I’ve been relieved to find that my fierce love of good food (and photographing it) has stayed with me through my professional transition. I’m the person who leaves a restaurant having tasted something incredible or finishes reading a post from one of my favorite food bloggers and can’t rest until I’ve recreated the recipe myself.
This happened recently after a quick beer and bite to eat with friends at Percy’s & Co. in Ballard. I devoured the kale & Brussels sprout salad with pecorino and almonds offered on the dinner menu and was struck by how completely delicious and simple it was. A tangle of shaved Brussels sprouts, thinly sliced kale, toasted almonds and cheese dressed with a basic vinaigrette … I had to try it at home.
So here it is — a perfect spring (or any season, really) salad. Filling enough that you can pair it with a glass of crisp, bright white wine and eat it for dinner while sitting on the porch steps as the light fades. Special thanks to Chef Derek May and the team at Percy’s & Co. for being willing to share this recipe with me. Disclaimer: There were no exact measurements for ingredients going into this so please use as much or as little of any ingredient as you prefer. You can’t really go wrong.

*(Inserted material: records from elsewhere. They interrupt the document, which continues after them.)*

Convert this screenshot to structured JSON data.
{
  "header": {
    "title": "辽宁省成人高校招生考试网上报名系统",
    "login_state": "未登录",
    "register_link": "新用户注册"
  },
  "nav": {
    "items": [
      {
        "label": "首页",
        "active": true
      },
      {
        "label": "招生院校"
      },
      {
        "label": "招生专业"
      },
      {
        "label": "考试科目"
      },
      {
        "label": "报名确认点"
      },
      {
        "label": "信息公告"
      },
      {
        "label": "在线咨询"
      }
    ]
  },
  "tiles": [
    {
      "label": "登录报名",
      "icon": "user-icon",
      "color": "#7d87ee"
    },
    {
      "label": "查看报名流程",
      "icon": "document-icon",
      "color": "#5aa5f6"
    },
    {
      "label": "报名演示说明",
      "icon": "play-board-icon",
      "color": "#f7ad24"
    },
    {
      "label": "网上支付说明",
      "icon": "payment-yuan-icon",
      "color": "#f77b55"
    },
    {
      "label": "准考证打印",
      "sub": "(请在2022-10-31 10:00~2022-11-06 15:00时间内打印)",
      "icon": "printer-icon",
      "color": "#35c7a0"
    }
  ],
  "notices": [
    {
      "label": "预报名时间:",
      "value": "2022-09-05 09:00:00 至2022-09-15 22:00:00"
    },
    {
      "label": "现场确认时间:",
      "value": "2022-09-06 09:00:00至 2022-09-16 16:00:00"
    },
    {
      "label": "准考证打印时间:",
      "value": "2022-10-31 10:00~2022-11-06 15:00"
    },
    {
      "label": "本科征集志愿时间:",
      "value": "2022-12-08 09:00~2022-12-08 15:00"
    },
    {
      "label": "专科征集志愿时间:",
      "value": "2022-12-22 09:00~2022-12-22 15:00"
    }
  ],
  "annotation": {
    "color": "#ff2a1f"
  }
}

1 bunch Lacinato kale, shredded off the stem
1/2 -1 pound fresh Brussels sprouts, grated (Pro tip: You can use the large grate on a cheese grater.)
3/4-1 cup roasted, unsalted almonds, chopped.
1/2-1 cup grated Pecorino Romano.
The dressing is a pretty straightforward vinaigrette and can be made in a blender or combined in a jar and then shaken. Amounts are suggested, so please adjust to taste.
1-2 small shallot cloves, finely chopped
1 large spoonful of dijon mustard
Juice of one small lemon
1/2-1 cup olive oil
Several teaspoons of champagne vinegar to taste
Salt & pepper to taste
Mix all salad ingredients with desired amount of dressing and enjoy!